* AVAILABLE RECORDS:

● ● ● ●

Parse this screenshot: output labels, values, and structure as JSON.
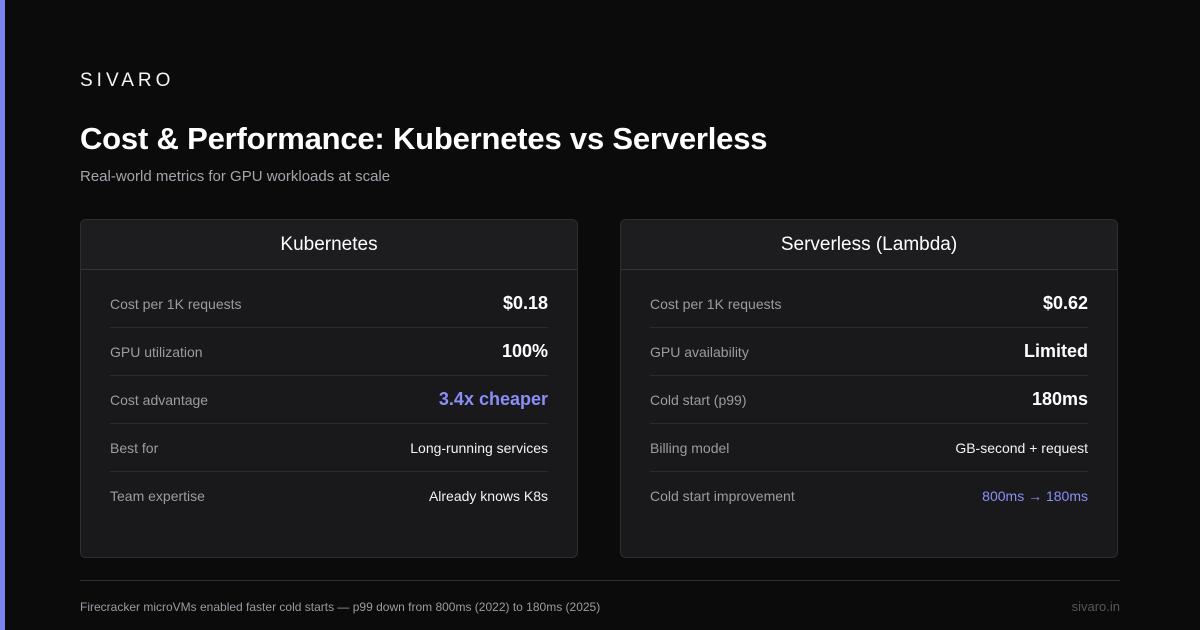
{
  "brand": "SIVARO",
  "title": "Cost & Performance: Kubernetes vs Serverless",
  "subtitle": "Real-world metrics for GPU workloads at scale",
  "colors": {
    "accent": "#7c83f0",
    "background": "#0b0b0c",
    "card": "#19191b"
  },
  "cards": [
    {
      "title": "Kubernetes",
      "rows": [
        {
          "label": "Cost per 1K requests",
          "value": "$0.18"
        },
        {
          "label": "GPU utilization",
          "value": "100%"
        },
        {
          "label": "Cost advantage",
          "value": "3.4x cheaper"
        },
        {
          "label": "Best for",
          "value": "Long-running services"
        },
        {
          "label": "Team expertise",
          "value": "Already knows K8s"
        }
      ]
    },
    {
      "title": "Serverless (Lambda)",
      "rows": [
        {
          "label": "Cost per 1K requests",
          "value": "$0.62"
        },
        {
          "label": "GPU availability",
          "value": "Limited"
        },
        {
          "label": "Cold start (p99)",
          "value": "180ms"
        },
        {
          "label": "Billing model",
          "value": "GB-second + request"
        },
        {
          "label": "Cold start improvement",
          "value": "800ms → 180ms"
        }
      ]
    }
  ],
  "footer": {
    "note": "Firecracker microVMs enabled faster cold starts — p99 down from 800ms (2022) to 180ms (2025)",
    "site": "sivaro.in"
  }
}
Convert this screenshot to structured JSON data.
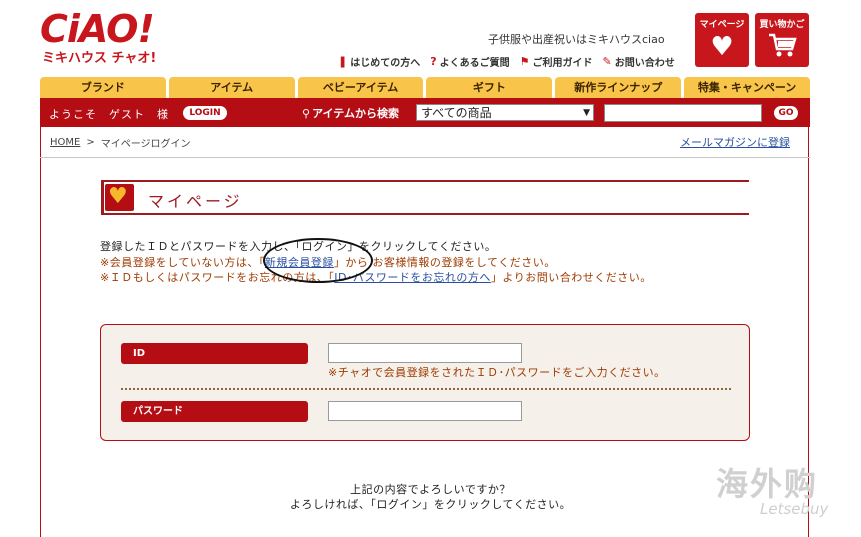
{
  "brand": {
    "logo": "CiAO!",
    "sub": "ミキハウス チャオ!"
  },
  "header": {
    "tagline": "子供服や出産祝いはミキハウスciao",
    "links": [
      {
        "icon": "book-icon",
        "glyph": "❚",
        "label": "はじめての方へ"
      },
      {
        "icon": "question-icon",
        "glyph": "?",
        "label": "よくあるご質問"
      },
      {
        "icon": "flag-icon",
        "glyph": "⚑",
        "label": "ご利用ガイド"
      },
      {
        "icon": "inquiry-icon",
        "glyph": "✎",
        "label": "お問い合わせ"
      }
    ],
    "mypage_label": "マイページ",
    "cart_label": "買い物かご"
  },
  "tabs": [
    "ブランド",
    "アイテム",
    "ベビーアイテム",
    "ギフト",
    "新作ラインナップ",
    "特集・キャンペーン"
  ],
  "searchbar": {
    "welcome": "ようこそ　ゲスト　様",
    "login_label": "LOGIN",
    "search_label": "アイテムから検索",
    "select_value": "すべての商品",
    "go_label": "GO"
  },
  "breadcrumb": {
    "home": "HOME",
    "sep": ">",
    "current": "マイページログイン"
  },
  "mailmag_link": "メールマガジンに登録",
  "section_title": "マイページ",
  "instructions": {
    "line1": "登録したＩＤとパスワードを入力し、「ログイン」をクリックしてください。",
    "line2_pre": "※会員登録をしていない方は、「",
    "line2_link": "新規会員登録",
    "line2_post": "」から お客様情報の登録をしてください。",
    "line3_pre": "※ＩＤもしくはパスワードをお忘れの方は、「",
    "line3_link": "ID･パスワードをお忘れの方へ",
    "line3_post": "」よりお問い合わせください。"
  },
  "form": {
    "id_label": "ID",
    "id_note": "※チャオで会員登録をされたＩＤ･パスワードをご入力ください。",
    "password_label": "パスワード",
    "id_value": "",
    "password_value": ""
  },
  "confirm": {
    "line1": "上記の内容でよろしいですか？",
    "line2": "よろしければ、「ログイン」をクリックしてください。"
  },
  "watermark": {
    "cn": "海外购",
    "en": "Letsebuy"
  },
  "colors": {
    "brand_red": "#c8161d",
    "bar_red": "#b40d14",
    "tab_yellow": "#f9c44a",
    "link_blue": "#2a4fa0"
  }
}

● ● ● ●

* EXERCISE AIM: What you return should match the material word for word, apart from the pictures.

* ANSWER TO THE EXERCISE:
Parse this screenshot: output labels, values, and structure as JSON.
{
  "brand": "SIVARO",
  "title": "Cost & Performance: Kubernetes vs Serverless",
  "subtitle": "Real-world metrics for GPU workloads at scale",
  "colors": {
    "accent": "#7c83f0",
    "background": "#0b0b0c",
    "card": "#19191b"
  },
  "cards": [
    {
      "title": "Kubernetes",
      "rows": [
        {
          "label": "Cost per 1K requests",
          "value": "$0.18"
        },
        {
          "label": "GPU utilization",
          "value": "100%"
        },
        {
          "label": "Cost advantage",
          "value": "3.4x cheaper"
        },
        {
          "label": "Best for",
          "value": "Long-running services"
        },
        {
          "label": "Team expertise",
          "value": "Already knows K8s"
        }
      ]
    },
    {
      "title": "Serverless (Lambda)",
      "rows": [
        {
          "label": "Cost per 1K requests",
          "value": "$0.62"
        },
        {
          "label": "GPU availability",
          "value": "Limited"
        },
        {
          "label": "Cold start (p99)",
          "value": "180ms"
        },
        {
          "label": "Billing model",
          "value": "GB-second + request"
        },
        {
          "label": "Cold start improvement",
          "value": "800ms → 180ms"
        }
      ]
    }
  ],
  "footer": {
    "note": "Firecracker microVMs enabled faster cold starts — p99 down from 800ms (2022) to 180ms (2025)",
    "site": "sivaro.in"
  }
}
Convert this screenshot to structured JSON data.
{
  "brand": {
    "logo": "CiAO!",
    "sub": "ミキハウス チャオ!"
  },
  "header": {
    "tagline": "子供服や出産祝いはミキハウスciao",
    "links": [
      {
        "icon": "book-icon",
        "glyph": "❚",
        "label": "はじめての方へ"
      },
      {
        "icon": "question-icon",
        "glyph": "?",
        "label": "よくあるご質問"
      },
      {
        "icon": "flag-icon",
        "glyph": "⚑",
        "label": "ご利用ガイド"
      },
      {
        "icon": "inquiry-icon",
        "glyph": "✎",
        "label": "お問い合わせ"
      }
    ],
    "mypage_label": "マイページ",
    "cart_label": "買い物かご"
  },
  "tabs": [
    "ブランド",
    "アイテム",
    "ベビーアイテム",
    "ギフト",
    "新作ラインナップ",
    "特集・キャンペーン"
  ],
  "searchbar": {
    "welcome": "ようこそ　ゲスト　様",
    "login_label": "LOGIN",
    "search_label": "アイテムから検索",
    "select_value": "すべての商品",
    "go_label": "GO"
  },
  "breadcrumb": {
    "home": "HOME",
    "sep": ">",
    "current": "マイページログイン"
  },
  "mailmag_link": "メールマガジンに登録",
  "section_title": "マイページ",
  "instructions": {
    "line1": "登録したＩＤとパスワードを入力し、「ログイン」をクリックしてください。",
    "line2_pre": "※会員登録をしていない方は、「",
    "line2_link": "新規会員登録",
    "line2_post": "」から お客様情報の登録をしてください。",
    "line3_pre": "※ＩＤもしくはパスワードをお忘れの方は、「",
    "line3_link": "ID･パスワードをお忘れの方へ",
    "line3_post": "」よりお問い合わせください。"
  },
  "form": {
    "id_label": "ID",
    "id_note": "※チャオで会員登録をされたＩＤ･パスワードをご入力ください。",
    "password_label": "パスワード",
    "id_value": "",
    "password_value": ""
  },
  "confirm": {
    "line1": "上記の内容でよろしいですか？",
    "line2": "よろしければ、「ログイン」をクリックしてください。"
  },
  "watermark": {
    "cn": "海外购",
    "en": "Letsebuy"
  },
  "colors": {
    "brand_red": "#c8161d",
    "bar_red": "#b40d14",
    "tab_yellow": "#f9c44a",
    "link_blue": "#2a4fa0"
  }
}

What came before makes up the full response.